Tallying the same-sex marriage states (UPDATED)
UPDATED 11:01 p.m. A federal judge in Nevada on Thursday night ordered state officials to stop enforcing the state’s ban on same-sex marriage, thus setting up the opportunity for gay and lesbian couples to get marriage licenses starting Friday morning. The order was issued by U.S. District Judge James C. Mahan. He was designated to take over the case on Wednesday, after District Judge Robert C. Jones took himself off of the case earlier that day. Judge Jones had upheld the Nevada ban in November 2012, and was reversed by the Ninth Circuit Court on Tuesday.
With some hesitancy in county clerks’ offices here and there, the campaign to open more states to same-sex marriage has now reached a majority: twenty-six states, plus Washington, D.C. Beyond the five states whose cases ended in the Supreme Court on Monday, adding to the nineteen that were counted before then, the legal process is at or near its end in two more: Colorado and Nevada.
The opportunities for gays and lesbians to get marriage licenses in Colorado began earlier in the week after both the U.S. Court of Appeals for the Tenth Circuit and the Colorado Supreme Court closed out cases before them.
And the option to marry also appeared on Thursday to be imminent in Nevada, where state officials were no longer defending a ban and a private advocacy group withdrew its legal protests in the Supreme Court and the U.S. Court of Appeals for the Ninth Circuit. (The withdrawal filings, containing no explanation for the move, are here and here.) After the private group pulled out of the case, the Ninth Circuit noted that its earlier order putting its decision into effect remained “in full force.”
It appears that West Virginia will soon be included, after its governor and attorney general said on Thursday that they would no longer carry on the court battle to save their state’s ban. Their state is included in the federal judiciary’s Fourth Circuit, and the nullification of the Virginia ban in the court of appeals for that region suggested that bans also would fall in the Carolinas and West Virginia.
In South Carolina, however, the state supreme court on Thursday ordered all probate judges in the state not to issue any marriage licenses, at least while the issue remained pending in a federal district court. The state’s highest court acted at the request of the state attorney general after the probate judge in Charleston County moved to issue a license to a lesbian couple.
In North Carolina, a federal trial judge on Thursday called for new briefs on what step should be taken next on the challenge to that state’s ban.
A decision by the Ninth Circuit on Tuesday to nullify a ban in Idaho (along with the ban in Nevada) created the likelihood that prohibitions would soon be set aside also in Alaska, Arizona, and Montana. However, Idaho has a challenge pending with Supreme Court Justice Anthony M. Kennedy; the same-sex couples involved in that case filed their response late Thursday afternoon, arguing that state officials “point to nothing that would justify” postponement of the Ninth Circuit decision “only days after the Court denied every other petition presenting the same claim.”
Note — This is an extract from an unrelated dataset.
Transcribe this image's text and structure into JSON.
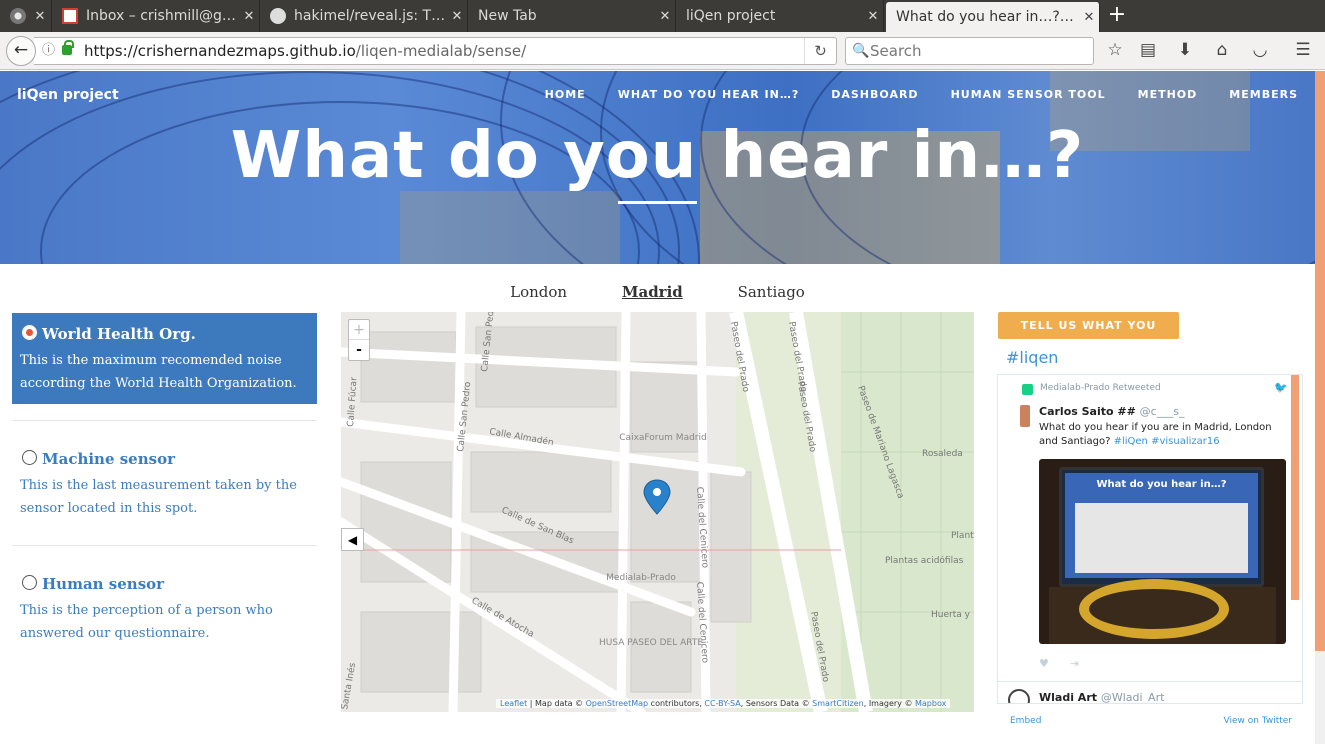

A decision by the Tenth Circuit against bans in Oklahoma and Utah (and left intact by the Supreme Court on Monday) suggested that similar prohibitions would be ended in Kansas and Wyoming. In Wyoming, a federal trial judge on Thursday scheduled a hearing for October 16 on whether to allow same-sex couples to begin marrying in that state. In Kansas, state officials have said they were studying the situation, but a state judge in a district in the Kansas City metropolitan area on Wednesday ordered clerks in that district to begin issuing marriage licenses to same-sex couples.
Developments in reaction to the Supreme Court’s action on Monday thus continued at the same accelerated pace that the courts have been following for the past sixteen months, with the prospect that, in a matter of days, as many as thirty-five states will be allowing gays and lesbians to marry — unless the Supreme Court should suddenly change its mind and opt to get involved.
A sign of the Court’s current view may come in the next day or so when it is expected to act on the Idaho case.